The question is frequently put to members of our church, whether they believe in a change of heart? Here is the answer to this question. No one ever becomes a member of this church, until he has solemnly declared before earth and heaven, that he has renounced the sinful desires of the flesh. If, iherefore, any man whose heart is not changed, stands up and makes this declaration, he stands before God with a lie upon his lips.
“ If the sinful desires of the flesh” be really renounced, the man is a
new creature." He is what he was not by nature. He has a new heart. He abhors what he once loved. He takes pleasure and delight in what he once shunned and dreaded. His great anxiety now is, to walk so as to please God, to do nothing to offend him, or alienate his favour. And these heavenly desires have been wrought in him by the power of the Holy Ghost.
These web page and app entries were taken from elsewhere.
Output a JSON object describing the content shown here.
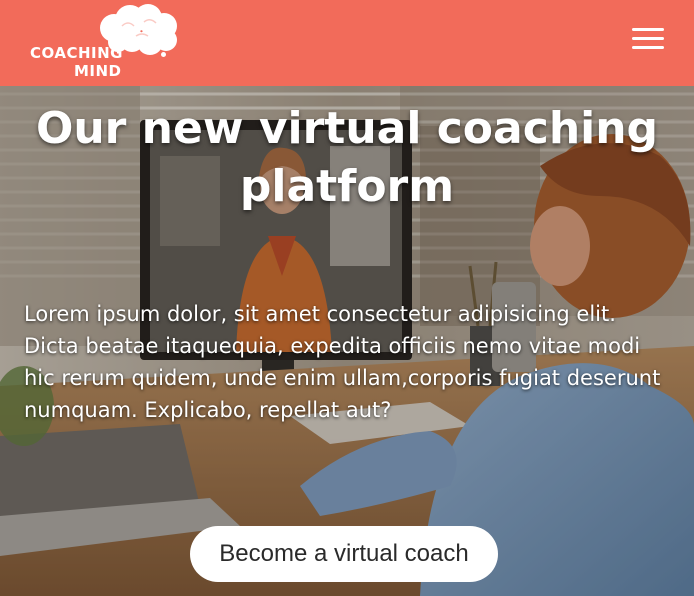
{
  "header": {
    "logo_line1": "COACHING",
    "logo_line2": "MIND",
    "background_color": "#f26b5a",
    "menu_icon": "hamburger-menu-icon"
  },
  "hero": {
    "title": "Our new virtual coaching platform",
    "body": "Lorem ipsum dolor, sit amet consectetur adipisicing elit. Dicta beatae itaquequia, expedita officiis nemo vitae modi hic rerum quidem, unde enim ullam,corporis fugiat deserunt numquam. Explicabo, repellat aut?",
    "cta_label": "Become a virtual coach"
  }
}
Not only does this part of the vow of renunciation imply that we have been born again, but it is a positive declaration that it is our fixed purpose, that none of the evil passions or propensities of our corrupt nature, which still remain with us, shall be permitted to sway or influence our conduct. Though these remains of depravity still linger in our bosoms, and are every now and then springing up to gain the ascendency over us, we do not intend